An essential component of our elder law and estate planning practice at The Center for Elder Law, a division of BRMM, is advising clients on nursing home planning, which includes Medicaid planning. Through sound long-term care planning, we assist elders, their spouses, and families in planning for the high cost of long-term care and navigating the ever-increasingly complex Medicaid laws and rules.
For several decades, the topic of the “ethics” of Medicaid planning has been discussed publicly and vigorously. In recent months, a nationwide newspaper took on the subject and ratcheted up the dialogue. At the root of the debate is the question of whether it is “ethical” for a person to qualify for Medicaid coverage by transferring assets in order to meet Medicaid eligibility requirements.

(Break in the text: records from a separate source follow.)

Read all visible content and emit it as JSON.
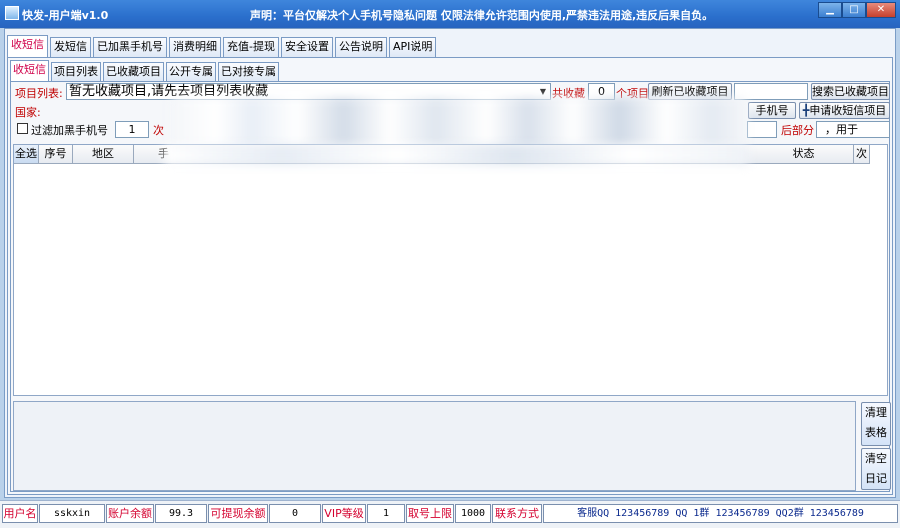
{
  "window": {
    "title": "快发-用户端v1.0",
    "notice": "声明：平台仅解决个人手机号隐私问题 仅限法律允许范围内使用,严禁违法用途,违反后果自负。",
    "min_glyph": "▁",
    "max_glyph": "□",
    "close_glyph": "✕"
  },
  "main_tabs": [
    "收短信",
    "发短信",
    "已加黑手机号",
    "消费明细",
    "充值-提现",
    "安全设置",
    "公告说明",
    "API说明"
  ],
  "sub_tabs": [
    "收短信",
    "项目列表",
    "已收藏项目",
    "公开专属",
    "已对接专属"
  ],
  "toolbar": {
    "project_label": "项目列表:",
    "project_select": "暂无收藏项目,请先去项目列表收藏",
    "total_label": "共收藏",
    "total_value": "0",
    "unit_label": "个项目",
    "refresh_button": "刷新已收藏项目",
    "search_value": "",
    "search_button": "搜索已收藏项目",
    "country_label": "国家:",
    "phone_button_partial": "手机号",
    "apply_button": "申请收短信项目",
    "filter_label": "过滤加黑手机号",
    "filter_value": "1",
    "next_partial": "次",
    "rear_label": "后部分",
    "for_label": "，用于"
  },
  "table": {
    "columns": [
      "全选",
      "序号",
      "地区",
      "手",
      "状态",
      "次"
    ]
  },
  "side_buttons": {
    "clear_table": [
      "清理",
      "表格"
    ],
    "clear_log": [
      "清空",
      "日记"
    ]
  },
  "status": {
    "username_label": "用户名",
    "username": "sskxin",
    "balance_label": "账户余额",
    "balance": "99.3",
    "withdraw_label": "可提现余额",
    "withdraw": "0",
    "vip_label": "VIP等级",
    "vip": "1",
    "limit_label": "取号上限",
    "limit": "1000",
    "contact_label": "联系方式",
    "contact": "客服QQ 123456789 QQ 1群 123456789 QQ2群 123456789"
  }
}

Ethics of Qualifying for Medicaid
The ability to qualify by converting or transferring assets exists because of the way the law is written and applied: Federal and state laws and regulations set income limits and asset restrictions for meeting eligibility. In some circumstances, individuals may be able to get within the limits by making gifts to family members, purchasing an annuity, creating a trust, or buying certain long-term care insurance.
Some critics assert that it is unethical for a person to use to those options to become “artificially impoverished” and thereby become eligible to receive Medicaid payments for long-term care. Many other commentators are in complete disagreement with that view of Medicaid planning.
Elder law attorneys are uniquely positioned to counsel elders regarding this complex area of the law. If they fail or refuse to counsel elders regarding legally permitted options, elder law attorneys will have failed in their duty to their clients. Thus, a lawyer’s failure to advise a client of all of the client’s long-term care financing options is unethical.
We have a health care system that addresses interests of the market place and not the person. For an elder who is “lucky” enough to develop an acute illness, such as myocardial infarction or a stroke, Medicare will pay the bill. For persons who are unlucky and develop a chronic illness such as Alzheimer’s disease that requires years of costly long-term care, the American health care market place forces them to “spend down” to Medicaid eligibility. No moral disgrace should therefore attach to efforts by the sufferer and his or her family to engage in Medicaid planning to minimize the financial impact chronic illness imposes on them. Until the United States elevates health care to a moral right, instead of a property right, Medicaid planning is morally and ethically justified.
Why Nursing Home and Medicaid Planning Matters
Our elder law and estate planning attorneys at BRMM help elders and their families evaluate resources and needs to ensure that the elder will be taken care of in the best possible way. Part of the evaluation includes considering what might happen if there comes a time that staying in the community is not the best option for the elder. That requires discussing long-term care planning issues, which means nursing home and Medicaid planning.
Medicaid is a complex government program provides long-term care for people without the means to pay for that care themselves. In fact, many individuals do not have the personal financial resources to pay out-of-pocket for the high cost of nursing home care for years on end. As proof of that fact, Medicaid is the primary source of payment for long-term care services throughout the United States.
Medicaid planning involves anticipating future needs and determining how potential Medicaid eligibility will affect long-term care options. Our elder law attorneys evaluate the client’s circumstances within the context of the federal and state Medicaid laws and regulations, including the eligibility requirements and restrictions. In some cases, Medicaid planning may involve giving consideration to transferring or converting assets within the parameters permitted by those laws to facilitate receiving Medicaid assistance. Ultimately, the client decides on what approach is best to accomplish his or her goals.
Sound Medicaid planning can benefit you and your family in a number of different ways, including:
- Making your resources last longer, by qualifying for partial assistance for home and assisted-living care
- Protecting the financial health of your spouse
- Preserving the family home or business
- Taking care of family members with special needs
Additional information about Medicaid is available in two articles by our elder law and estate planning attorneys: What Is Medicaid and How Can It Help You? and Medicaid Myths: A Grain of Truth, but Mostly Myth
Talk With an Attorney at The Center for Elder Law
Medicaid planning is just one component that will be taken into account when you consult with a BRMM estate planning and elder law attorney about planning your financial future. We have been serving clients in southeastern Michigan since 1970s and now have the ability to meet the needs of our clients with interests or property in both Florida and Michigan.
Call us at (248) 213-9514 or complete our online form to set up a free initial consultation.